(Extracted records begins)
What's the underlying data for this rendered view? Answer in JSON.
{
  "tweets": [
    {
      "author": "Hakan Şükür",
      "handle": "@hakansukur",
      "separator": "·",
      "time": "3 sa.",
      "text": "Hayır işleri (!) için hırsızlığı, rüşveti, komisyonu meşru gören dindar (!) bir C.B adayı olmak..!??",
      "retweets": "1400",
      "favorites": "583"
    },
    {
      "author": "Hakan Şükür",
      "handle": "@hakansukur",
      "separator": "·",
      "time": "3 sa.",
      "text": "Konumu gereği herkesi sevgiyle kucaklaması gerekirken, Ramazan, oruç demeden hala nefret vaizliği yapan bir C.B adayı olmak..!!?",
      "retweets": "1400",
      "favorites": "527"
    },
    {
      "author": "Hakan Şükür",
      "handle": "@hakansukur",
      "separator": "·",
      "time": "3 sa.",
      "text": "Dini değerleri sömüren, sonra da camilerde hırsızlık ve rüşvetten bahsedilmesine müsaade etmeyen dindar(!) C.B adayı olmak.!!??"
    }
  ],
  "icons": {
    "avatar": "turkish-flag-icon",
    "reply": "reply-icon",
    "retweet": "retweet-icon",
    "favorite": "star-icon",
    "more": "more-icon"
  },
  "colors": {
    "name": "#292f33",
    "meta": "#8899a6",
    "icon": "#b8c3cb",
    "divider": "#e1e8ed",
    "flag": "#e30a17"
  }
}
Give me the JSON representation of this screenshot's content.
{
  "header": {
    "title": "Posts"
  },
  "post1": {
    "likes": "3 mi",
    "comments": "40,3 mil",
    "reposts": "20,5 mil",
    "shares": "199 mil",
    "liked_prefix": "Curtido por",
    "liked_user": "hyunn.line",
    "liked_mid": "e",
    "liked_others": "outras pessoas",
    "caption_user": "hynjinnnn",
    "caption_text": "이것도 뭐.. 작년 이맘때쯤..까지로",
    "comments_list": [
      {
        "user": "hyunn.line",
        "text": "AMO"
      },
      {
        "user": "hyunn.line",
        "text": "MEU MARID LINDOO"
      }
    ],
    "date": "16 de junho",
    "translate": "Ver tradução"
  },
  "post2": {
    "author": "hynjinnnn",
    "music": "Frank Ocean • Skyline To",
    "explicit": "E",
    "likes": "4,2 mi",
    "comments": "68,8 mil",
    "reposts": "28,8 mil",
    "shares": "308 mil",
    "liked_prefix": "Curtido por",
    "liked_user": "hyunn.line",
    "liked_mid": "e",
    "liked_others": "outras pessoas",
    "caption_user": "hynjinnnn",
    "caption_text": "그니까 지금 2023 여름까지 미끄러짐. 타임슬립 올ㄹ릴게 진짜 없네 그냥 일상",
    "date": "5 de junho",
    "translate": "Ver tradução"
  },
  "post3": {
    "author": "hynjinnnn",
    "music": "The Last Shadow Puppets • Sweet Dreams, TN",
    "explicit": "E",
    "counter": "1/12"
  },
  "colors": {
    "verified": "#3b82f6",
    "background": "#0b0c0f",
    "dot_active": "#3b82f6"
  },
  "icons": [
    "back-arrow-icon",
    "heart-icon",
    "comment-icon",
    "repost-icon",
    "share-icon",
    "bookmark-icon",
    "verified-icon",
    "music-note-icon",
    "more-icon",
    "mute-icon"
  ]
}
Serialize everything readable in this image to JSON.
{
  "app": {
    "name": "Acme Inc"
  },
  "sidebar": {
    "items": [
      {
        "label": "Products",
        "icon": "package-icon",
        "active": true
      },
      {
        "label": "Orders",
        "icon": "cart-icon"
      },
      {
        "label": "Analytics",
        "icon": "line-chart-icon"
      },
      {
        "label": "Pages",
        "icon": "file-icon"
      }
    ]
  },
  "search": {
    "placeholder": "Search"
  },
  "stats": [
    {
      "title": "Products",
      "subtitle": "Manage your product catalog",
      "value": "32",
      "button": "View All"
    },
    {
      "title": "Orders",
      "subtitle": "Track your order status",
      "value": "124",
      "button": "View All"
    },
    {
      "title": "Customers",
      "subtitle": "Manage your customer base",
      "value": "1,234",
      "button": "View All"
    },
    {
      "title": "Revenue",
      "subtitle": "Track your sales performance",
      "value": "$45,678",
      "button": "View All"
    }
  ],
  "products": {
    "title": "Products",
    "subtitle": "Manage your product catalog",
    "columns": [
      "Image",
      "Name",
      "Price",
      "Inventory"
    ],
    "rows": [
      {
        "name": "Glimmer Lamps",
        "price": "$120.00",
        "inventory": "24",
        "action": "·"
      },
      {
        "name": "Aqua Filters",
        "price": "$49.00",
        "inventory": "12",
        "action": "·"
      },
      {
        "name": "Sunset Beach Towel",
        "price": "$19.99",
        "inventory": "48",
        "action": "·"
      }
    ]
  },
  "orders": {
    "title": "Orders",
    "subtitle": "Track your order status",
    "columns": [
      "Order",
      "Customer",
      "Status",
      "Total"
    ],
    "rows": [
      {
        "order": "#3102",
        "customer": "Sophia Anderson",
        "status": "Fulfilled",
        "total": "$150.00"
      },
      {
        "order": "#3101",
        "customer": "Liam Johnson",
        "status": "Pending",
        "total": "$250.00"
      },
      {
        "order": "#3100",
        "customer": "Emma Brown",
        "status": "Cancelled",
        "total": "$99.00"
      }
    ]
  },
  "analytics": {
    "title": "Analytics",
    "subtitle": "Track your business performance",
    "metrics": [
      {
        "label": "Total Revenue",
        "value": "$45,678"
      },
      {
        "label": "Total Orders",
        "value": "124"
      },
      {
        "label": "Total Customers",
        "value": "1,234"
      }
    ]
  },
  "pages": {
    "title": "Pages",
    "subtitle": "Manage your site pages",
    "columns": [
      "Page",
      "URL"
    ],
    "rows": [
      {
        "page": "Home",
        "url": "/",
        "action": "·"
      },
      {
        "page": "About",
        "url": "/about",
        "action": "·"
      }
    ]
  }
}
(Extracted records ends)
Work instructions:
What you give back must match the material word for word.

Answer to this problem:
What's the underlying data for this rendered view? Answer in JSON.
{
  "tweets": [
    {
      "author": "Hakan Şükür",
      "handle": "@hakansukur",
      "separator": "·",
      "time": "3 sa.",
      "text": "Hayır işleri (!) için hırsızlığı, rüşveti, komisyonu meşru gören dindar (!) bir C.B adayı olmak..!??",
      "retweets": "1400",
      "favorites": "583"
    },
    {
      "author": "Hakan Şükür",
      "handle": "@hakansukur",
      "separator": "·",
      "time": "3 sa.",
      "text": "Konumu gereği herkesi sevgiyle kucaklaması gerekirken, Ramazan, oruç demeden hala nefret vaizliği yapan bir C.B adayı olmak..!!?",
      "retweets": "1400",
      "favorites": "527"
    },
    {
      "author": "Hakan Şükür",
      "handle": "@hakansukur",
      "separator": "·",
      "time": "3 sa.",
      "text": "Dini değerleri sömüren, sonra da camilerde hırsızlık ve rüşvetten bahsedilmesine müsaade etmeyen dindar(!) C.B adayı olmak.!!??"
    }
  ],
  "icons": {
    "avatar": "turkish-flag-icon",
    "reply": "reply-icon",
    "retweet": "retweet-icon",
    "favorite": "star-icon",
    "more": "more-icon"
  },
  "colors": {
    "name": "#292f33",
    "meta": "#8899a6",
    "icon": "#b8c3cb",
    "divider": "#e1e8ed",
    "flag": "#e30a17"
  }
}
Give me the JSON representation of this screenshot's content.
{
  "header": {
    "title": "Posts"
  },
  "post1": {
    "likes": "3 mi",
    "comments": "40,3 mil",
    "reposts": "20,5 mil",
    "shares": "199 mil",
    "liked_prefix": "Curtido por",
    "liked_user": "hyunn.line",
    "liked_mid": "e",
    "liked_others": "outras pessoas",
    "caption_user": "hynjinnnn",
    "caption_text": "이것도 뭐.. 작년 이맘때쯤..까지로",
    "comments_list": [
      {
        "user": "hyunn.line",
        "text": "AMO"
      },
      {
        "user": "hyunn.line",
        "text": "MEU MARID LINDOO"
      }
    ],
    "date": "16 de junho",
    "translate": "Ver tradução"
  },
  "post2": {
    "author": "hynjinnnn",
    "music": "Frank Ocean • Skyline To",
    "explicit": "E",
    "likes": "4,2 mi",
    "comments": "68,8 mil",
    "reposts": "28,8 mil",
    "shares": "308 mil",
    "liked_prefix": "Curtido por",
    "liked_user": "hyunn.line",
    "liked_mid": "e",
    "liked_others": "outras pessoas",
    "caption_user": "hynjinnnn",
    "caption_text": "그니까 지금 2023 여름까지 미끄러짐. 타임슬립 올ㄹ릴게 진짜 없네 그냥 일상",
    "date": "5 de junho",
    "translate": "Ver tradução"
  },
  "post3": {
    "author": "hynjinnnn",
    "music": "The Last Shadow Puppets • Sweet Dreams, TN",
    "explicit": "E",
    "counter": "1/12"
  },
  "colors": {
    "verified": "#3b82f6",
    "background": "#0b0c0f",
    "dot_active": "#3b82f6"
  },
  "icons": [
    "back-arrow-icon",
    "heart-icon",
    "comment-icon",
    "repost-icon",
    "share-icon",
    "bookmark-icon",
    "verified-icon",
    "music-note-icon",
    "more-icon",
    "mute-icon"
  ]
}
Serialize everything readable in this image to JSON.
{
  "app": {
    "name": "Acme Inc"
  },
  "sidebar": {
    "items": [
      {
        "label": "Products",
        "icon": "package-icon",
        "active": true
      },
      {
        "label": "Orders",
        "icon": "cart-icon"
      },
      {
        "label": "Analytics",
        "icon": "line-chart-icon"
      },
      {
        "label": "Pages",
        "icon": "file-icon"
      }
    ]
  },
  "search": {
    "placeholder": "Search"
  },
  "stats": [
    {
      "title": "Products",
      "subtitle": "Manage your product catalog",
      "value": "32",
      "button": "View All"
    },
    {
      "title": "Orders",
      "subtitle": "Track your order status",
      "value": "124",
      "button": "View All"
    },
    {
      "title": "Customers",
      "subtitle": "Manage your customer base",
      "value": "1,234",
      "button": "View All"
    },
    {
      "title": "Revenue",
      "subtitle": "Track your sales performance",
      "value": "$45,678",
      "button": "View All"
    }
  ],
  "products": {
    "title": "Products",
    "subtitle": "Manage your product catalog",
    "columns": [
      "Image",
      "Name",
      "Price",
      "Inventory"
    ],
    "rows": [
      {
        "name": "Glimmer Lamps",
        "price": "$120.00",
        "inventory": "24",
        "action": "·"
      },
      {
        "name": "Aqua Filters",
        "price": "$49.00",
        "inventory": "12",
        "action": "·"
      },
      {
        "name": "Sunset Beach Towel",
        "price": "$19.99",
        "inventory": "48",
        "action": "·"
      }
    ]
  },
  "orders": {
    "title": "Orders",
    "subtitle": "Track your order status",
    "columns": [
      "Order",
      "Customer",
      "Status",
      "Total"
    ],
    "rows": [
      {
        "order": "#3102",
        "customer": "Sophia Anderson",
        "status": "Fulfilled",
        "total": "$150.00"
      },
      {
        "order": "#3101",
        "customer": "Liam Johnson",
        "status": "Pending",
        "total": "$250.00"
      },
      {
        "order": "#3100",
        "customer": "Emma Brown",
        "status": "Cancelled",
        "total": "$99.00"
      }
    ]
  },
  "analytics": {
    "title": "Analytics",
    "subtitle": "Track your business performance",
    "metrics": [
      {
        "label": "Total Revenue",
        "value": "$45,678"
      },
      {
        "label": "Total Orders",
        "value": "124"
      },
      {
        "label": "Total Customers",
        "value": "1,234"
      }
    ]
  },
  "pages": {
    "title": "Pages",
    "subtitle": "Manage your site pages",
    "columns": [
      "Page",
      "URL"
    ],
    "rows": [
      {
        "page": "Home",
        "url": "/",
        "action": "·"
      },
      {
        "page": "About",
        "url": "/about",
        "action": "·"
      }
    ]
  }
}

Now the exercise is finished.